Content starts
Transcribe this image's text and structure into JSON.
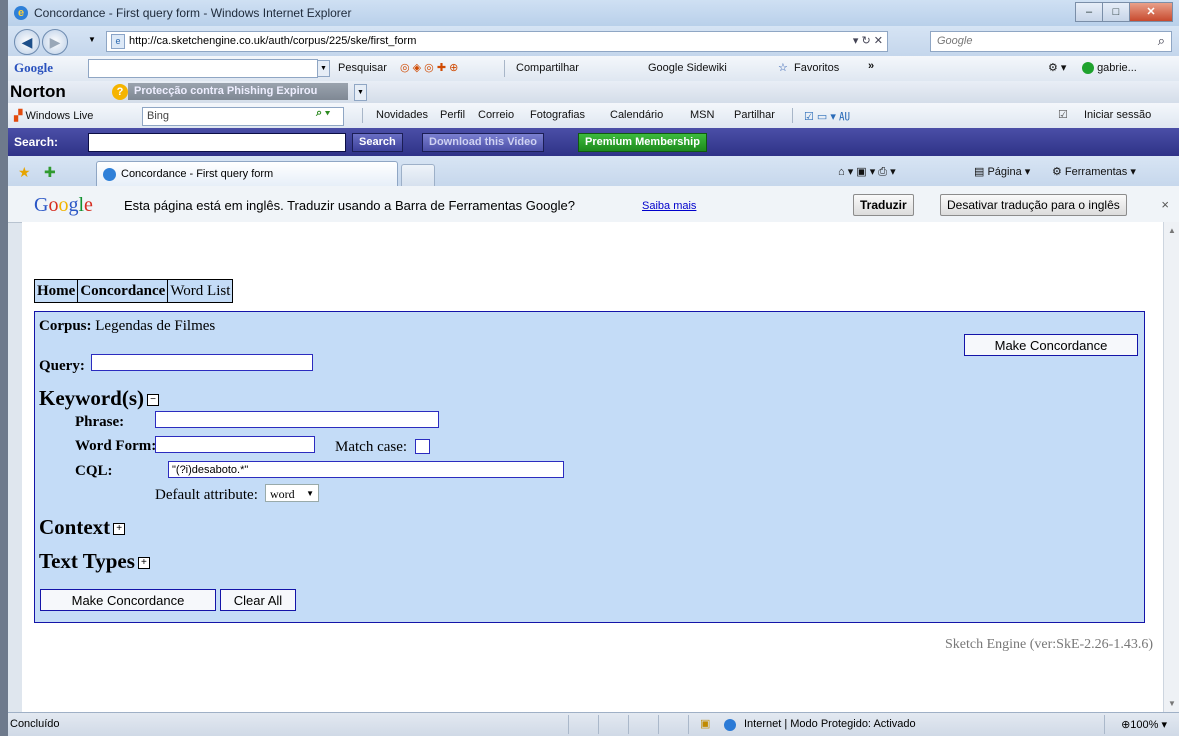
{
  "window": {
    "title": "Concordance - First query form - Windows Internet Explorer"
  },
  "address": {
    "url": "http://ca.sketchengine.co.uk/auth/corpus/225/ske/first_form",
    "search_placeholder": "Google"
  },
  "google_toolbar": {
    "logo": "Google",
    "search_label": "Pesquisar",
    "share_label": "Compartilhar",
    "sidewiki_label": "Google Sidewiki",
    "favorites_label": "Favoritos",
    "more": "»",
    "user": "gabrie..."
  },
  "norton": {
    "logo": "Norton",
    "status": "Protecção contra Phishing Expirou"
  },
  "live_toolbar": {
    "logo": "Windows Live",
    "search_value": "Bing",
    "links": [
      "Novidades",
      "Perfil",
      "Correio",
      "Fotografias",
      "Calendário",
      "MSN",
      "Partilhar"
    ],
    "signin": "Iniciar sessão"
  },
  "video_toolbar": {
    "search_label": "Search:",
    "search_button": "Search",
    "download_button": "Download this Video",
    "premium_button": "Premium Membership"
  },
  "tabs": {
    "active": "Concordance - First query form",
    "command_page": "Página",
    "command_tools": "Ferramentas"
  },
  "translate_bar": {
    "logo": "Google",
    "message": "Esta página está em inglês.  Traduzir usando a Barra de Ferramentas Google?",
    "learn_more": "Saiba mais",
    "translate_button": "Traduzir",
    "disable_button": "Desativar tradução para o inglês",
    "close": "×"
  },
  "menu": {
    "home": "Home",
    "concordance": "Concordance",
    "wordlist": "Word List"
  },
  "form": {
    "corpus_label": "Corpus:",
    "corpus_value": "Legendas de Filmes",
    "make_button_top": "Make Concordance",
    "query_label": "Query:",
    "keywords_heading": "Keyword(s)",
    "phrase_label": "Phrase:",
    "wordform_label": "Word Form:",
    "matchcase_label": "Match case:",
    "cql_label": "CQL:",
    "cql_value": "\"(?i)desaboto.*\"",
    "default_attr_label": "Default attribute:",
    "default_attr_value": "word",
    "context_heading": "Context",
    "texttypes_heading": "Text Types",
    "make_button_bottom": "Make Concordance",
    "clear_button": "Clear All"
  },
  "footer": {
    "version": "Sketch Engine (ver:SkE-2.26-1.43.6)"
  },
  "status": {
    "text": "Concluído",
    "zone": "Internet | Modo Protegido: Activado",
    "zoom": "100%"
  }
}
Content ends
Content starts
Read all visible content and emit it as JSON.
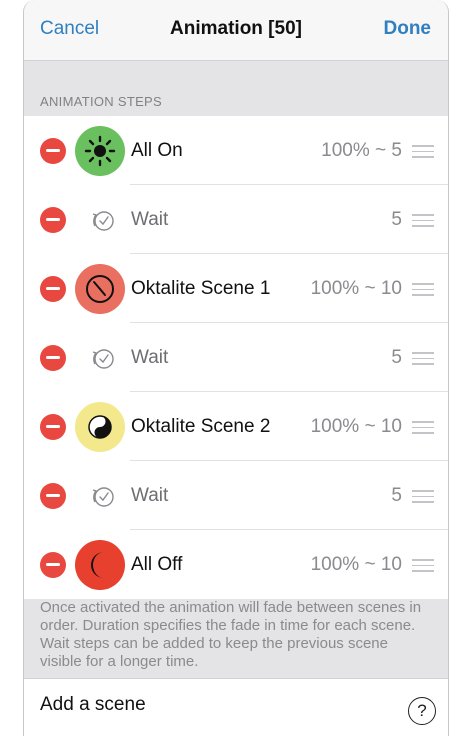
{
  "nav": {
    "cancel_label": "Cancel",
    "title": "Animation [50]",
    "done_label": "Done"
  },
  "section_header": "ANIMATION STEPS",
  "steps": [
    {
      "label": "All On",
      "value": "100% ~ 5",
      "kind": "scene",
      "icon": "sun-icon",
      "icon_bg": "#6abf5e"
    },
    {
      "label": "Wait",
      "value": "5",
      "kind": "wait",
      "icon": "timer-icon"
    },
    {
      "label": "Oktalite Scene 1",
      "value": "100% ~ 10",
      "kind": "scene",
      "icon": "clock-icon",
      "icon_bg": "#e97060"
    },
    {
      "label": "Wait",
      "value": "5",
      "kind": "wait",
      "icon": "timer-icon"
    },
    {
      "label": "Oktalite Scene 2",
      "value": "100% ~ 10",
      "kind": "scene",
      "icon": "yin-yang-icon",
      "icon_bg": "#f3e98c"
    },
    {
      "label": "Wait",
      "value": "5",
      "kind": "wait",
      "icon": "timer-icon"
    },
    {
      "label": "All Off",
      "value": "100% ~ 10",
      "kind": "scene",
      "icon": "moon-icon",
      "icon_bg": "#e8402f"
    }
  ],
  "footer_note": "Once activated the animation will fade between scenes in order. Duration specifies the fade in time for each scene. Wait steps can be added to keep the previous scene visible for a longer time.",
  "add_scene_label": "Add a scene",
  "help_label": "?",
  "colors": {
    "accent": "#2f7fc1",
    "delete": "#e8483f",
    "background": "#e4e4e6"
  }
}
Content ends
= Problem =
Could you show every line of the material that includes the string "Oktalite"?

= Answer below =
      "label": "Oktalite Scene 1",
      "label": "Oktalite Scene 2",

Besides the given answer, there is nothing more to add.